You may have seen the newest information on coffee on the news in the past week – that drinking coffee may actually cut the depression risk for women. I admit I received health email updates on it and even got a message from my favorite local coffee shop promoting the benefit. So I thought others might be like me and wondering if this was something that can be trusted, or just the latest quack thing, so here is what I found.
The research was done by Harvard University on over 50,000 women as part of the Nurses’ Health Study, which is one of the largest health studies done on women in the United States. The results showed that women who drank two to three cups of caffeinated coffee per day showed a 15% lower risk of depression, and those who drank four cups per day had a 20% lower risk. Keep in mind that this study should be replicated before we truly advocate the coffee consumption and depression link, but if you are already a coffee drinker – this may be a positive piece.
Other studies have also shown a link between the consumption of coffee and other positives in our health such as:
- A reduced risk for type 2 diabetes with drinking caffeinated coffee.
- A lower risk of prostate cancer and the most deadly type of prostate cancer for men who drank higher amounts of coffee.
- A reduced risk of liver cirrhosis and liver cancer among those who were regular coffee consumers.
- A lower risk of Parkinson ’s disease with higher consumption of coffee.
So what are the possible negatives for coffee and your health?
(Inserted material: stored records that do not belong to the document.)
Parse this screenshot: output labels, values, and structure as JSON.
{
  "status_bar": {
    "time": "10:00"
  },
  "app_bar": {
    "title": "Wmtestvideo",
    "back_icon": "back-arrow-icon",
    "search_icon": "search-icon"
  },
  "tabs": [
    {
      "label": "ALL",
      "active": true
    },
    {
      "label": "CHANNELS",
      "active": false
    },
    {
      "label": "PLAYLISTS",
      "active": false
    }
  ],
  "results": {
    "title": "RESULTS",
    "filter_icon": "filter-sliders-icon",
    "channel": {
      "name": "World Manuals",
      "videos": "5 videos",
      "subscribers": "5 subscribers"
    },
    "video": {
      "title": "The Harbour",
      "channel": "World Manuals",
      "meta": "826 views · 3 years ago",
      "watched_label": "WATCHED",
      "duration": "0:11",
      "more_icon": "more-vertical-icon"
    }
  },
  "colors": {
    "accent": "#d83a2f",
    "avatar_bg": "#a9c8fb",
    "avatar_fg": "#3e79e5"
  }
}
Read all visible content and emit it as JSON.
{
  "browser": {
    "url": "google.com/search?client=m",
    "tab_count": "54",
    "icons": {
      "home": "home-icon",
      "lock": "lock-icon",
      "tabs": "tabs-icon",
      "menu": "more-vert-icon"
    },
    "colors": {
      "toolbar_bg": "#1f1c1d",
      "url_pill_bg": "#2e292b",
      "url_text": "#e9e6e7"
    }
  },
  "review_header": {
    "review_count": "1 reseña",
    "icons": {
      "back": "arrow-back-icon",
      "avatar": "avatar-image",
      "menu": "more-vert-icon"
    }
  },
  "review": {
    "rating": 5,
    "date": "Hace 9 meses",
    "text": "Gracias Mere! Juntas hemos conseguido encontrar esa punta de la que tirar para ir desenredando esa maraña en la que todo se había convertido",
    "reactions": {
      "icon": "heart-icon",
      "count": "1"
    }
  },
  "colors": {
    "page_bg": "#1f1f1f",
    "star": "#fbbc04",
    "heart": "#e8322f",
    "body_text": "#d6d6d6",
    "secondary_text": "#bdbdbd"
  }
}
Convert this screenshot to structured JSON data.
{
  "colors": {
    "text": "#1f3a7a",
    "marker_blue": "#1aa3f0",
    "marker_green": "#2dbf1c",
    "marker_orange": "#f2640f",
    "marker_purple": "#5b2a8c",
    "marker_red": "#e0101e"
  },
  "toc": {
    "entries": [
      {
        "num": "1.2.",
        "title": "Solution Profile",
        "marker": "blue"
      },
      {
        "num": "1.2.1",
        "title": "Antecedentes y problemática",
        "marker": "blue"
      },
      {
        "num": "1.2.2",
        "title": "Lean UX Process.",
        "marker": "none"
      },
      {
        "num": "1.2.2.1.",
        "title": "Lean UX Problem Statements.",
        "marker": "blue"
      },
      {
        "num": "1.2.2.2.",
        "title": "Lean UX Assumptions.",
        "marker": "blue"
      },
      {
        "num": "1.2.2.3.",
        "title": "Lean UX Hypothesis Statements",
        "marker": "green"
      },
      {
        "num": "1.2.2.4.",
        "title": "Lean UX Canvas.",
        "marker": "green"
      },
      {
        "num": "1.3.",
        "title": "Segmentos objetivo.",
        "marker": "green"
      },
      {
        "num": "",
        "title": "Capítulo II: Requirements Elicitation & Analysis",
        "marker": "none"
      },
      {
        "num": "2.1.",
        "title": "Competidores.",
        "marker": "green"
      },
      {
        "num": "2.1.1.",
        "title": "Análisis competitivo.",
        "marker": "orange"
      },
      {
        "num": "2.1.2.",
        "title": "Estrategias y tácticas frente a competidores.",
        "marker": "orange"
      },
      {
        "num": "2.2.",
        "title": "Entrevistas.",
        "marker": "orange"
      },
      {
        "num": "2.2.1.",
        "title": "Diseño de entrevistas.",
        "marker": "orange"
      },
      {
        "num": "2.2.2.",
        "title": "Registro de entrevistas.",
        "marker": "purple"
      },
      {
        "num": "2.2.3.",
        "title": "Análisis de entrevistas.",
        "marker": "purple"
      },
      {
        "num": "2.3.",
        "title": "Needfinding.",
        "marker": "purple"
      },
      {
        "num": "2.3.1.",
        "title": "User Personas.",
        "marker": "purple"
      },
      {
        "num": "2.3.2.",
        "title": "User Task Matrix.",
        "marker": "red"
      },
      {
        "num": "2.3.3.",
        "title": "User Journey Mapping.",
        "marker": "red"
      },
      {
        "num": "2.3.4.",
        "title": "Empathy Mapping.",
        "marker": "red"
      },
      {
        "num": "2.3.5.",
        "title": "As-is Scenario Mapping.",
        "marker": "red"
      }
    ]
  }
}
Most of the research I found was linked to caffeine and a negative health consequence, not precisely coffee consumption. There is research linking caffeine and gout attacks, as well as heart burn. And the obvious link between caffeine and insomnia. Remember that caffeine from a cup of joe can stay in your system for up to 6 hours, so you probably want to switch to decaffeinated or avoid it all together after about 5:00 PM. There is also a great deal of
research linking larger caffeine consumption and pregnancy issues – so discuss this with your health professional.
My conclusion after looking at the new research and coffee consumption was that it does have some positive effects and a couple cups, earlier in the day could provide some health benefits.
Harvard School of Public Health, http://www.hsph.harvard.edu/
Web MD, http://www.webmd.com/
JNCI, Journal of the National Cancer Institute, http://jnci.oxfordjournals.org
Author: Lisa Barlage, Extension Educator, Family and Consumer Sciences, Ohio State University Extension.